Tours at the mine are extremely regimented and quite expensive – entry costs about as much as a visit to the Tower of London, which is extortionate by Polish standards. The experience was also shot through with a slightly bizarre streak: for example, our tour was called a ‘non-tour tour’ (we worked out that this meant that we were not part of a pre-booked group). Endearing rather than annoying was how the enterprise running the mine tried to make money out of absolutely everything, from coffees and ice-creams to printed guides, knick-knacks made of rock salt and ‘genuine miners’ soup’, but in a slightly amateurish way. It is noticeable in Poland that everyone is desperate to make money, but in a friendly, almost apologetic, manner. The same thought struck me when I was watching the drivers of the horse-drawn carriages in the main square in Kraków trying to cajole tourists into taking rides.

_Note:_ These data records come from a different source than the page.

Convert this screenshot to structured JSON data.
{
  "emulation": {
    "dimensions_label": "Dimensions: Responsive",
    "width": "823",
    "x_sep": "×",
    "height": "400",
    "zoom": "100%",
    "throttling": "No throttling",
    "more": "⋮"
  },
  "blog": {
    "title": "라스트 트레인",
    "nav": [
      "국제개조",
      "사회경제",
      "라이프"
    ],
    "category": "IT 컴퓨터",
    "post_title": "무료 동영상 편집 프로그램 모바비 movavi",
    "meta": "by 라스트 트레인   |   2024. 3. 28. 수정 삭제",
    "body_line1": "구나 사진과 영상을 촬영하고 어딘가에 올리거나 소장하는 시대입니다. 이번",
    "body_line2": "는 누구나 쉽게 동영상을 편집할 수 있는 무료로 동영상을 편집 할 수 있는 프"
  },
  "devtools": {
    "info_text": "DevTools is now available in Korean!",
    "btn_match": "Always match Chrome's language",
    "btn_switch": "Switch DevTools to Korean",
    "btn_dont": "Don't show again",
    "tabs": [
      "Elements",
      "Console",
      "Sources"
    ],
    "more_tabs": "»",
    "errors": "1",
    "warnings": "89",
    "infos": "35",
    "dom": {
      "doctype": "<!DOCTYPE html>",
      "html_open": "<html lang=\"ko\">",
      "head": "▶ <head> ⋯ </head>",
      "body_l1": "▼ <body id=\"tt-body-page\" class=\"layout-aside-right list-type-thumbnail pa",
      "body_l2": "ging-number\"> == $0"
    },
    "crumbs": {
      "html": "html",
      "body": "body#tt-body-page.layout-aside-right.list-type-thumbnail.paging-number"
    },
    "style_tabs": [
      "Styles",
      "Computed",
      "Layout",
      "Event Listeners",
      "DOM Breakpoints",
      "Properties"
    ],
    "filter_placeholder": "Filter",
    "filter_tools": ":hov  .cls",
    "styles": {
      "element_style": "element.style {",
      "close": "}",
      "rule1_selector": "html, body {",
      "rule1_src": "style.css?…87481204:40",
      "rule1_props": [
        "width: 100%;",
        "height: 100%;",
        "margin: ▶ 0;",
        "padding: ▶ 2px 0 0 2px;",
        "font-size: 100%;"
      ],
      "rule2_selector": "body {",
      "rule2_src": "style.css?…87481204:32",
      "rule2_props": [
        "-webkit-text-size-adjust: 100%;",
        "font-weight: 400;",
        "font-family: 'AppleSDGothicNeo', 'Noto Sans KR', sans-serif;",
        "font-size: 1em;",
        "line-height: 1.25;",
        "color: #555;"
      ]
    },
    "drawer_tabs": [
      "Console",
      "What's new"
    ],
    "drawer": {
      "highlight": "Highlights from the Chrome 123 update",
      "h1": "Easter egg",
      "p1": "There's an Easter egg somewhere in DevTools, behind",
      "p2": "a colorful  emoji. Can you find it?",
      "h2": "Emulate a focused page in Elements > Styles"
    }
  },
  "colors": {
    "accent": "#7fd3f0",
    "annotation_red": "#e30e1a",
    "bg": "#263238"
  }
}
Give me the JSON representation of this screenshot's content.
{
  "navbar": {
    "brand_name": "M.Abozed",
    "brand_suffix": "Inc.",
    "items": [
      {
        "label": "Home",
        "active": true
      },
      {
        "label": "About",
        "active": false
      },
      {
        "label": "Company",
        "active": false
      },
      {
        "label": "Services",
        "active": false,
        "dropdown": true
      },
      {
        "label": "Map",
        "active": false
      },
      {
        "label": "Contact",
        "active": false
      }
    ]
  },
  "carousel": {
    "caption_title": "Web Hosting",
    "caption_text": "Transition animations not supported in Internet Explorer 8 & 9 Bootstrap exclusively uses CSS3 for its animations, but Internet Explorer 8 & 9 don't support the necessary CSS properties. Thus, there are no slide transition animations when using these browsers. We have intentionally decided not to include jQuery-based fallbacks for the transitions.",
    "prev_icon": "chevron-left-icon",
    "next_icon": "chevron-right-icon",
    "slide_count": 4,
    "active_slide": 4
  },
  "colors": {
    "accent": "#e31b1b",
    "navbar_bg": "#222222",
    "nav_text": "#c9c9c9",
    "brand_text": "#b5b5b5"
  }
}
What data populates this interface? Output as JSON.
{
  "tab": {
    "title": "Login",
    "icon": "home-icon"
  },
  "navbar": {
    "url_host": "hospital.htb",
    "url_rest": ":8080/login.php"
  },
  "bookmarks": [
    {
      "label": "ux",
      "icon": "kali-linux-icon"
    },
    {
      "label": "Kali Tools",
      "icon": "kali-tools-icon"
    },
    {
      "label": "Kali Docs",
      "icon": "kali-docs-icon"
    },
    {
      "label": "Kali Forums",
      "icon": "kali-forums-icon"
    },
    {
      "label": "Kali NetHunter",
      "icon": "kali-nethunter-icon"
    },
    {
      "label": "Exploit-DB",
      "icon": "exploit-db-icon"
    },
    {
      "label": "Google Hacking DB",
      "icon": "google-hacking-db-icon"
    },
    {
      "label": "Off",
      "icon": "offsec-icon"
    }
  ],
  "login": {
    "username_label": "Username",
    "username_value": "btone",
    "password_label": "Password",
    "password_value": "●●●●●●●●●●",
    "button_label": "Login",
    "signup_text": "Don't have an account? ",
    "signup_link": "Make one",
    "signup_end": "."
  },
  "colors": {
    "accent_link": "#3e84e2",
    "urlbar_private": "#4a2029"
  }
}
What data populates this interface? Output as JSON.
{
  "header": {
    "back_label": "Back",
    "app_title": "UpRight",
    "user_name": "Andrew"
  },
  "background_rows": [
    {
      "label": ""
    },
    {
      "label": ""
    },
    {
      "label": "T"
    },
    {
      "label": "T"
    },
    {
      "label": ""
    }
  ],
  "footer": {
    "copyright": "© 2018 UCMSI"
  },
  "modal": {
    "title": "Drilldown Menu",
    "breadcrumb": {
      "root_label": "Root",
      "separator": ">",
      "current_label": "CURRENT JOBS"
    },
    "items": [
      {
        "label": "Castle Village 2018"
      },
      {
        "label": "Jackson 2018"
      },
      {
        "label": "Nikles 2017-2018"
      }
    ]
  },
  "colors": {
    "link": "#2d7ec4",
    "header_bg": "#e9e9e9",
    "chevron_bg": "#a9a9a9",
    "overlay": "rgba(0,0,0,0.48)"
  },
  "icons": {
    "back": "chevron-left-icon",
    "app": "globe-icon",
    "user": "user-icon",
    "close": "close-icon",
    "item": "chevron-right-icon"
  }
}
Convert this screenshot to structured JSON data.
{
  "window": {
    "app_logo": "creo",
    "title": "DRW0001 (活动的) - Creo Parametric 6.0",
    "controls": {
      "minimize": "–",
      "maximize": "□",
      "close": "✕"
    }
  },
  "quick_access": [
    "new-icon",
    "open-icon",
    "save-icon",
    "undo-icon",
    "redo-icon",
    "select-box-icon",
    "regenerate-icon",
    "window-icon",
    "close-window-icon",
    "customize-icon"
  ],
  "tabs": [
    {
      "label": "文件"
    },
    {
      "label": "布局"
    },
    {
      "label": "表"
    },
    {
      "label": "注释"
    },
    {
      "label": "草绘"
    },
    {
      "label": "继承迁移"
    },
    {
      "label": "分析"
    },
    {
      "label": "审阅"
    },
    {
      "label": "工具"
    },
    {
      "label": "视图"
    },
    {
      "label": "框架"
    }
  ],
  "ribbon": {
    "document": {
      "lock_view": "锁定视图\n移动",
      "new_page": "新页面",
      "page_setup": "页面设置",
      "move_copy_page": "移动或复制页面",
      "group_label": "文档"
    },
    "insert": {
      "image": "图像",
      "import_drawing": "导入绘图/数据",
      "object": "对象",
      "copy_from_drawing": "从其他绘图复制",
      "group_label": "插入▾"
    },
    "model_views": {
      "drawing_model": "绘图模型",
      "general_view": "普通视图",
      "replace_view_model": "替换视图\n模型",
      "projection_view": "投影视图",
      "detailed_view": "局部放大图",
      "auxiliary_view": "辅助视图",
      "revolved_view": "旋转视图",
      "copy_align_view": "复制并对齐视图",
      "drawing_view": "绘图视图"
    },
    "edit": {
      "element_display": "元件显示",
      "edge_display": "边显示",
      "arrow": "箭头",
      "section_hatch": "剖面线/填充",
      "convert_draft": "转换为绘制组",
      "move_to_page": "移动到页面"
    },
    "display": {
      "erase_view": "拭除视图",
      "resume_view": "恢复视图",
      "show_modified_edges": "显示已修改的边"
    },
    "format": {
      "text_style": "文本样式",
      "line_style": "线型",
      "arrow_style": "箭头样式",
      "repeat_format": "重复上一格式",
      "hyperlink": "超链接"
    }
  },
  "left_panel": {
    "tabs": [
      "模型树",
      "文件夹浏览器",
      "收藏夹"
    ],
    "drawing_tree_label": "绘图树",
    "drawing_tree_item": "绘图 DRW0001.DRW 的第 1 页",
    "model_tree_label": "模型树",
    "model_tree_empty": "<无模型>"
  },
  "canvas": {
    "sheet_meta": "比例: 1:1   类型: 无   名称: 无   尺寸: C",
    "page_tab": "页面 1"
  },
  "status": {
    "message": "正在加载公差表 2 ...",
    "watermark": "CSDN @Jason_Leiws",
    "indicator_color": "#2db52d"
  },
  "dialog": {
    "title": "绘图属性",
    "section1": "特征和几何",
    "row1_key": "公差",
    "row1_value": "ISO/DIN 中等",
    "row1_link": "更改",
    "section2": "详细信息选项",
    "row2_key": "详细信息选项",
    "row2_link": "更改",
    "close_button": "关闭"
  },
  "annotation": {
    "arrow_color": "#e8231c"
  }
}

The non-tour tour guide was a young woman immaculately dressed in uniform. She was extremely professional and her English near perfect. She was obviously highly educated and very knowledgeable about the history of the mine, which has existed since mediaeval times. Rock salt was quarried there for seven hundred years, until 2002, after which the mine was devoted entirely to tourism. Engagingly, the guide explained that this was because more money could be made out of tourists than digging for salt. There is another commercial salt mine elsewhere in Poland, with much lower extraction costs, and that provides the supply.
I was almost as interested in my fellow tourists as the mine itself. We were a jovial bunch from many countries; the only thing we had in common was that we had chosen an English-speaking guide, rather than one who spoke the other languages on offer: Polish, German, Dutch, French or Italian. Our group therefore included people from India, Japan, China and the USA, as well as several other Brits. I particularly admired the Indian couple, who gamely negotiated with two quite small children the up-and-down kilometres that we had to walk within the mine.
The initial descent, down many short flights of wooden stairs within a vertical shaft, was neither frightening nor particularly taxing, if dizzily repetitive. Walking back up all of those stairs would have been a challenge, and might have caused a few heart attacks. Nevertheless, I didn’t enjoy the return to the surface, which had to be made in a small miners’ cage, crammed in with seven others. I was delighted to reach the exit and emerge into the warm autumn sunshine again.
I’ve already written more than I intended, so I’ll leave the pictures to speak for themselves now, just adding that all the sculptures and carvings – and indeed all the floors – in the mine have been fashioned from rock salt and that (although it is probably self-evident) Polish salt miners were very devout, some of the chambers having been turned into chapels, the most impressive being the Chapel of St. Kinga, which, with its altarpieces, wall-friezes and statuary, as well as carved floor, all in rock salt, is like a cathedral. The caverns are astonishing in scale (the Staszic Chamber has a ceiling thirty-six metres high), in some cases with self-supporting ceiling, in others prevented from collapse by elaborate wooden prop systems or by much more modern metal rods, inserted into drilled holes and therefore much less obtrusive to the eye.
I hope that you’ve got the taste of the salt from all this, if not a taste for a salt mine visit; you can lick the walls of the tunnels if you like (visitors are encouraged to do so)! Alternatively, you can read a Salt book…